I quote from a report (1972) by Roger Goodwillie of An Foras Forbartha (the link to the PDF is provided at the end of this comment): "Westmeath is one of the more diverse counties in the midlands. A look at the geological map might lead one to suppose that the monotonous sheets of Carboniferous limestone are reflected by a similar monotony in the flora and fauna, but in fact the combination of shallow lakes (e.g. Coosan Lough), glacial eskers (Long Hill), bogs (near the Meath border), exposed rock (Rock of Curry), seasonally flooded land (River Shannon below Athlone), fens (L. Iron) and natural woodland (Lough Ree shores) makes the county of exceptional scientific interest".
The document reports on a number of areas of scientific interest in the county, and covers the Hill of Mael and the Rock of Curry on page 62.
From the summit, the views are extensive: Dublin/Wicklow mountains, Slieve Bloom mountains, Slieve an Iarainn and Cuilcagh, as well as the Cooleys. It is a better vantage point than it's afforested higher neighbour and county-top Mullaghmeen.
Finally, MV might consider renaming this peak - it is known as The Hill of Mael locally (I am from the area) and I've never heard it referred to as the Hill of Moat.

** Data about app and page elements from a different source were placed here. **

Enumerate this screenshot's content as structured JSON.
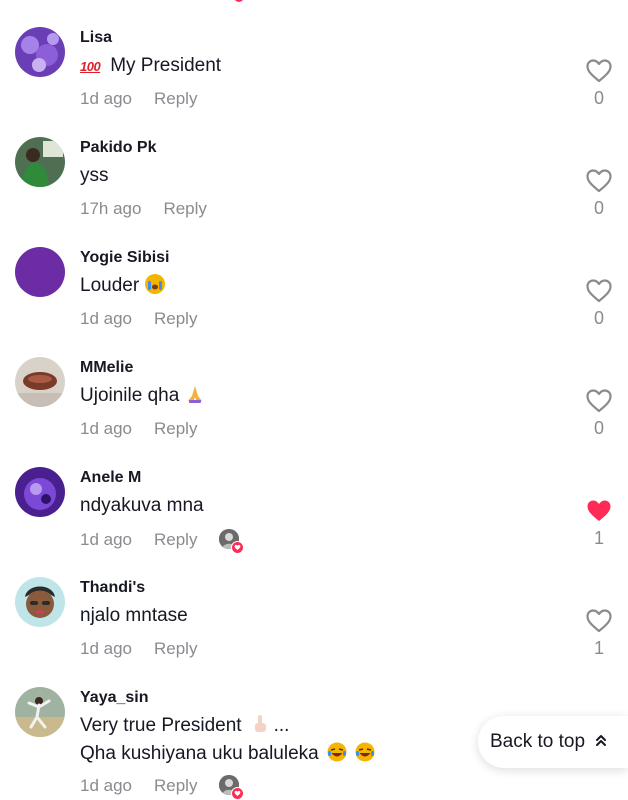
{
  "reply_label": "Reply",
  "back_to_top": {
    "label": "Back to top"
  },
  "comments": [
    {
      "username": "Lisa",
      "text": "My President",
      "time": "1d ago",
      "likes": "0",
      "liked": false
    },
    {
      "username": "Pakido Pk",
      "text": "yss",
      "time": "17h ago",
      "likes": "0",
      "liked": false
    },
    {
      "username": "Yogie Sibisi",
      "text": "Louder",
      "time": "1d ago",
      "likes": "0",
      "liked": false
    },
    {
      "username": "MMelie",
      "text": "Ujoinile qha",
      "time": "1d ago",
      "likes": "0",
      "liked": false
    },
    {
      "username": "Anele M",
      "text": "ndyakuva mna",
      "time": "1d ago",
      "likes": "1",
      "liked": true
    },
    {
      "username": "Thandi's",
      "text": "njalo mntase",
      "time": "1d ago",
      "likes": "1",
      "liked": false
    },
    {
      "username": "Yaya_sin",
      "text_line1": "Very true President",
      "text_line1_suffix": "...",
      "text_line2": "Qha kushiyana uku baluleka",
      "time": "1d ago"
    }
  ],
  "colors": {
    "like_active": "#fe2c55",
    "muted_text": "#8a8b91",
    "primary_text": "#161823"
  },
  "icons": [
    "heart-outline-icon",
    "heart-filled-icon",
    "chevron-up-double-icon",
    "emoji-100-icon",
    "emoji-crying-icon",
    "emoji-praying-hands-icon",
    "emoji-index-up-icon",
    "emoji-laughing-icon"
  ]
}
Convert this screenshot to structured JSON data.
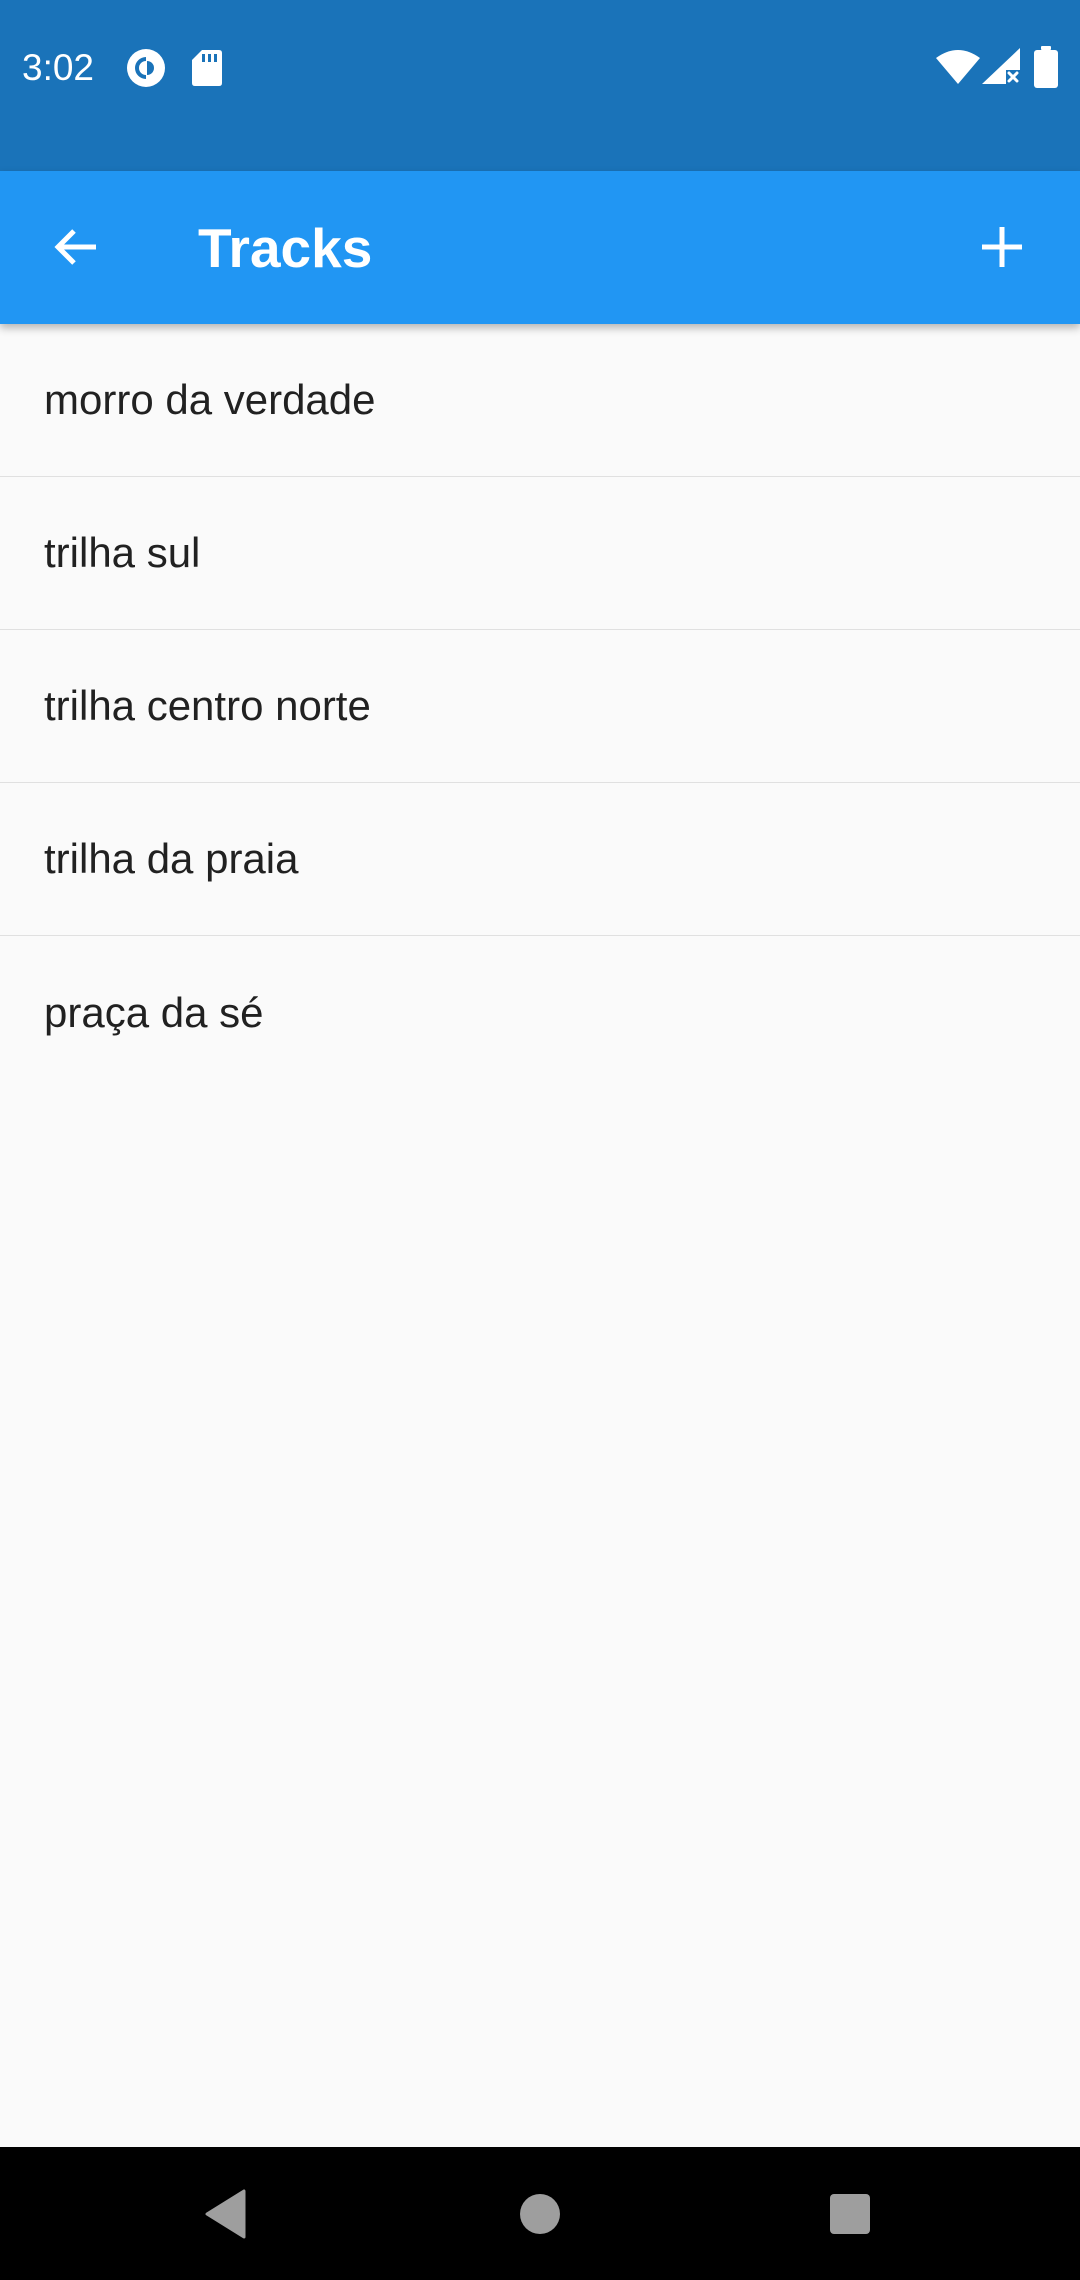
{
  "status_bar": {
    "time": "3:02",
    "icons": [
      "pocket-casts-icon",
      "sd-card-icon",
      "wifi-icon",
      "signal-no-data-icon",
      "battery-icon"
    ],
    "background_color": "#1a73b9"
  },
  "app_bar": {
    "title": "Tracks",
    "back_icon": "arrow-left-icon",
    "add_icon": "plus-icon",
    "background_color": "#2196f3"
  },
  "tracks": [
    {
      "label": "morro da verdade"
    },
    {
      "label": "trilha sul"
    },
    {
      "label": "trilha centro norte"
    },
    {
      "label": "trilha da praia"
    },
    {
      "label": "praça da sé"
    }
  ],
  "nav_bar": {
    "icons": [
      "back-triangle-icon",
      "home-circle-icon",
      "recents-square-icon"
    ]
  }
}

http://www.npws.ie/sites/default/files/publications/pdf/Goodwillie_1972_ASI_Westmeath-1.pdf Linkback: https://mountainviews.ie/summit/1226/comment/18474/